Orthokeratology Facts For Non Surgical Eye Sight Correction In Walton NE
Orthokeratology is a non-surgical procedure utilizing specially created contact lenses to gently change the curvature of your eyes to make you see better. Orthokeratology is likewise well known by a few different names, the most typical being ortho k, while some others include corneal refractive therapy, CRT, accelerated over night orthokeratology and corneal reshaping therapy. In the most standard of terms Orthokeratology or Ortho K is the science of altering the curvature or shape of the clear front part of the eye, the cornea, to change how light is focused on the retina at the back of your eyes.
This is a non-surgical treatment that eliminates the requirement for glasses or daytime contact lenses. It improves vision by carefully molding the shape of your eyes utilizing specifically developed restorative contact lenses. The manner in which this works is that you just put specially fitted contact lenses in at bedtime, and when you awake, you will have sharp natural eyesight for the remainder of your waking hours.
Orthokeratology Near Me
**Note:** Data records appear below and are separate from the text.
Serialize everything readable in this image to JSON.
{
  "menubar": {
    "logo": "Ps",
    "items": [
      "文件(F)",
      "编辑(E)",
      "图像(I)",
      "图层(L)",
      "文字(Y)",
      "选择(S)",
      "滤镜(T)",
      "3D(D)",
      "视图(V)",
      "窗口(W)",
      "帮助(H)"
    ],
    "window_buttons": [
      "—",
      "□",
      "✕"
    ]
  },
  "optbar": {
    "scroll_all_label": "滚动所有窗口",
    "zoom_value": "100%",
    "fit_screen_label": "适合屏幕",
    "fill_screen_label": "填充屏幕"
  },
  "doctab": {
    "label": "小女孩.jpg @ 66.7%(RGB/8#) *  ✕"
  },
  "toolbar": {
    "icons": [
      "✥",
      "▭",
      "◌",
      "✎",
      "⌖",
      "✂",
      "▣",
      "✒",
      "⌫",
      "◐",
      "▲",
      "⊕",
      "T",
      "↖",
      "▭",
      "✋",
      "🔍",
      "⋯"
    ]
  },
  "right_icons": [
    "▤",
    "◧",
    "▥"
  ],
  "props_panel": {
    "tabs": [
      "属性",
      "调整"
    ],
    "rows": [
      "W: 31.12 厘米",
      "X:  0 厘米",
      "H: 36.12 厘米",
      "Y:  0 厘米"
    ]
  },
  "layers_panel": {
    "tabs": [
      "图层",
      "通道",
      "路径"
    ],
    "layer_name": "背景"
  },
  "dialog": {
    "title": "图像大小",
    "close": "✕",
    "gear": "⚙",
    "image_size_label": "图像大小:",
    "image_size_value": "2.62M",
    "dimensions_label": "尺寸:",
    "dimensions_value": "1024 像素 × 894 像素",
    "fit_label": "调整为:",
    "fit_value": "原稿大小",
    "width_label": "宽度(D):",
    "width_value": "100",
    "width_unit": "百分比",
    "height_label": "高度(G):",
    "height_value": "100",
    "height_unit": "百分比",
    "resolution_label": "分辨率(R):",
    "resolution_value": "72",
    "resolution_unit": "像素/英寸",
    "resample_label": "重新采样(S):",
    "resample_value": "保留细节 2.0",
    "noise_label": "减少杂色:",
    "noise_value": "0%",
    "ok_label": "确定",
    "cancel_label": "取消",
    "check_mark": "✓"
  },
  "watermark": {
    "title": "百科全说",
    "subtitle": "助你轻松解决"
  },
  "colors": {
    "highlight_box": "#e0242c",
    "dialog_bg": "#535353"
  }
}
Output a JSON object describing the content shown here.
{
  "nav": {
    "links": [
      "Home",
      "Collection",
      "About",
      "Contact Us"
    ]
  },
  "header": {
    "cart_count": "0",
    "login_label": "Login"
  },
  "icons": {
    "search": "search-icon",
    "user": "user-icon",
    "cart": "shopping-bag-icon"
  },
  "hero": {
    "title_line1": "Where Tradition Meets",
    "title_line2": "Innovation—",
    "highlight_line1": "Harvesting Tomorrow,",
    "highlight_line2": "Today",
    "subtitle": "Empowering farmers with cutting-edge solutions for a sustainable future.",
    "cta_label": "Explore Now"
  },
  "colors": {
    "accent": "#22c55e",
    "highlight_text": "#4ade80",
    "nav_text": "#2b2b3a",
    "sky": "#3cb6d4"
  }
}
This safe and reliable treatment can fix near-sightedness, which is likewise called myopia, astigmatism and in many cases farsightedness. It is a terrific alternative to LASIK for those who do not desire the risk or are not all set for surgery
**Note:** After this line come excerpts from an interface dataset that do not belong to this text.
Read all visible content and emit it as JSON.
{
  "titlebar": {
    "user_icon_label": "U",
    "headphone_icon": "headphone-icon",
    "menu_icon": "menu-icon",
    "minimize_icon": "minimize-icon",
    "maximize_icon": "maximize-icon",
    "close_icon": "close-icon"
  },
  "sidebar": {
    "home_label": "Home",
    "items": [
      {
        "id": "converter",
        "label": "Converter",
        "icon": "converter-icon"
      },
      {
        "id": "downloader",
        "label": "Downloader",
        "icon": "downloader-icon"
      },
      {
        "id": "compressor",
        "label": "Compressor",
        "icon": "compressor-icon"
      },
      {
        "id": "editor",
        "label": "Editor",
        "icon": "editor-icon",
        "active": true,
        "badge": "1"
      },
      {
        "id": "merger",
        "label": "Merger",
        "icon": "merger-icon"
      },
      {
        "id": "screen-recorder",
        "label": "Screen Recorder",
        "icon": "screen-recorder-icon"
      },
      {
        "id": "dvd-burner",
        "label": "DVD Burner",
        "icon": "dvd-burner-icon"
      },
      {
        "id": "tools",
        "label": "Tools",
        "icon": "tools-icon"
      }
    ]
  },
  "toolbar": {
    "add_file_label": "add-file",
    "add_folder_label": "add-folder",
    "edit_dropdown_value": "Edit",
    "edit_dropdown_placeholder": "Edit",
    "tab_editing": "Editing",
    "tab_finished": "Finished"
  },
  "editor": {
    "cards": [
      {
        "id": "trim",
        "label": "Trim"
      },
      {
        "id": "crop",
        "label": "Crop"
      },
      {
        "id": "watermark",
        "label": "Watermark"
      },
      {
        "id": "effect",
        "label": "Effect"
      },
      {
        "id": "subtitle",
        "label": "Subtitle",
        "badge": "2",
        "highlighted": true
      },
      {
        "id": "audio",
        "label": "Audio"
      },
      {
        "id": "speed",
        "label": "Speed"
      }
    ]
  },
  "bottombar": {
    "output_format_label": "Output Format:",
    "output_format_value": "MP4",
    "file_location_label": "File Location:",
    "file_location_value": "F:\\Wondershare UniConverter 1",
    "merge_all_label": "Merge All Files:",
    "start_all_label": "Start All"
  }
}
Think of the cornea as the eye’s equivalent of a watch crystal. It is a clear, dome shaped structure that overlies the colored iris. Its tissue is most much like clear, damp skin; and like skin it is extremely flexible. Since the cornea separates the eye from air and the rest of the outside world and since it has a curvature that bends light towards the back of the eye, it is accountable for the majority of the eye’s corrective power and adds to different conditions such as nearsightedness (myopia), farsightedness (hyperopia), and the blur of astigmatism.
When you choose Ortho-k a few crucial tests must be performed. Chief amongst these tests is the decision that your eyes are healthy. Your orthokeratology doctor will more than likely be an Eye doctor with specialized training in the area of corneal molding. He or she will analyze the retina and also the health of the front part of the eye and the inside of the eye. The other key procedural test is the mapping of your cornea. To do this an instrument called a corneal topographer is used. Just like a topographical map of the United States reveals mountains and valleys and subtle changes in elevation; the topography of the eye reveals your doctor exactly how your cornea is shaped. The details from your corneal mapping plus the precise measurement of the size of your cornea and the prescription that is needed to correct your vision are all used to develop the retainer lenses (corneal molds) needed to give you the Ortho-k effect.
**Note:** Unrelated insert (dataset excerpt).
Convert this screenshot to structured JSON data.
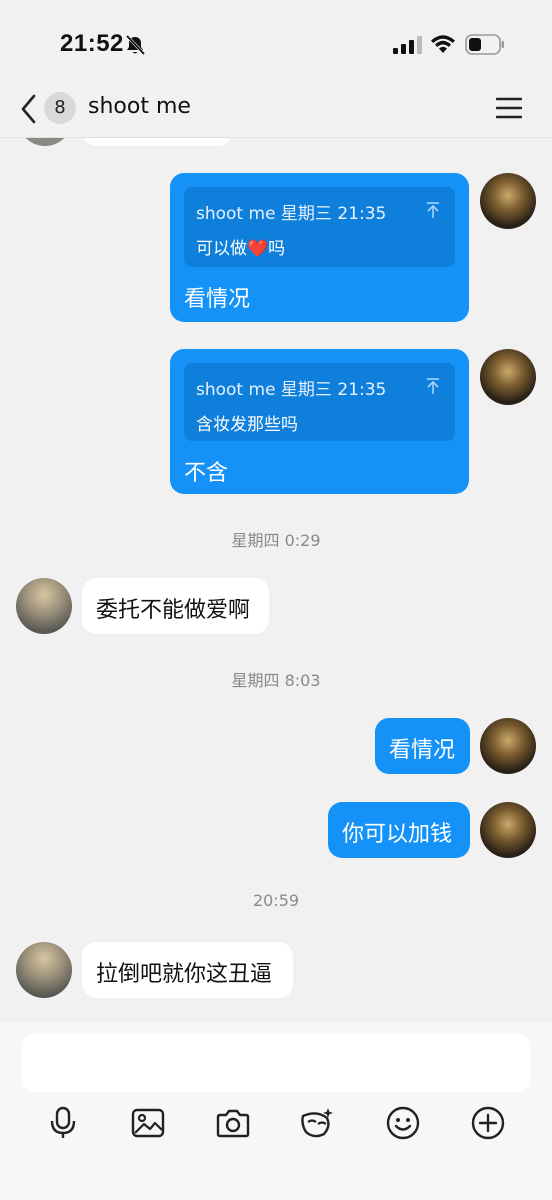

On the day you pick up your Ortho-k retainer lenses you will be advised in the best ways to insert, remove, and take care your vision retainers. The fit of your retainers will be evaluated and you will be scheduled to be seen after your first night of wear. On day 1, your doctor will re-evaluate your fit and recently remedied vision and another mapping of your cornea will be performed.
Throughout your preliminary fitting period, your optometrist will monitor your corneal health and the progress of treatment. At specific times your retainer lens fit might be customized to accomplish your goals.
Walton Ortho K Contacts
Orthokeratology can produce lead to a surprisingly brief amount of time. The length of treatment to accomplish your objectives can differ from patient to patient and will depend upon a variety of elements including your prescription, the quantity and quality of your tear production, your expectations and also something called corneal rigidity.
We recommend clients that they may need to wear their retainers every night to keep their recently remedied vision. Some people are able to decrease their wearing schedule so that they just have to wear their lenses once every 2 to 4 nights. The reason for this is due to the flexibility or (rigidity) of your cornea.